Thursday, March 13, 2008

The Fall Of An Admiral

When you read the whole thing, read what he has said publically ... well it makes me wonder. Not why he was asked to leave, or why he decided to resign ... makes me wonder why he lasted as long as he did. Dissent in the board room is great and healthy ... on the street it's wrong and dangerous.

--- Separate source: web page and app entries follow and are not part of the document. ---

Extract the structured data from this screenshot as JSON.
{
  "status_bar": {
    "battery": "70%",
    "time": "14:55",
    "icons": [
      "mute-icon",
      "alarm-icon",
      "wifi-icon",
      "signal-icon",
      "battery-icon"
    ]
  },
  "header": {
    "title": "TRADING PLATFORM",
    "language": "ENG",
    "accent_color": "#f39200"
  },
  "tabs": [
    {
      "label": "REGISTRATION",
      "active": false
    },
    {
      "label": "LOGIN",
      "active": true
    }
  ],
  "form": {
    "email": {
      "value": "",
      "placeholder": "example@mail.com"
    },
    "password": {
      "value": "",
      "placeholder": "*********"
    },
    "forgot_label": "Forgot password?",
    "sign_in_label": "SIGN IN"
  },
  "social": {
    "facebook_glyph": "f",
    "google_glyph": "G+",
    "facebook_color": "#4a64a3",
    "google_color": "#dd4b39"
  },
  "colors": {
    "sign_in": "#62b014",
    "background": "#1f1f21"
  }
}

The differences between Fallon and the administration were real, not the result of any misperception. It is well established that Fallon worked to undermine the "surge" in Iraq by pushing for faster troop reductions than the commander on the ground in Iraq, Gen. David Petraeus, thought prudent. He attempted to banish the phrase "the Long War" because, according to Barnett, it "signaled a long haul that Fallon simply finds unacceptable."
Regarding Iran, Fallon undercut the cornerstone of the Bush administration's Iran policy of keeping all options-including the use of military force-open, in order to pressure Iran to forgo its nuclear ambitions. This makes diplomatic sense. As Frederick the Great once observed, diplomacy without force is like music without instruments.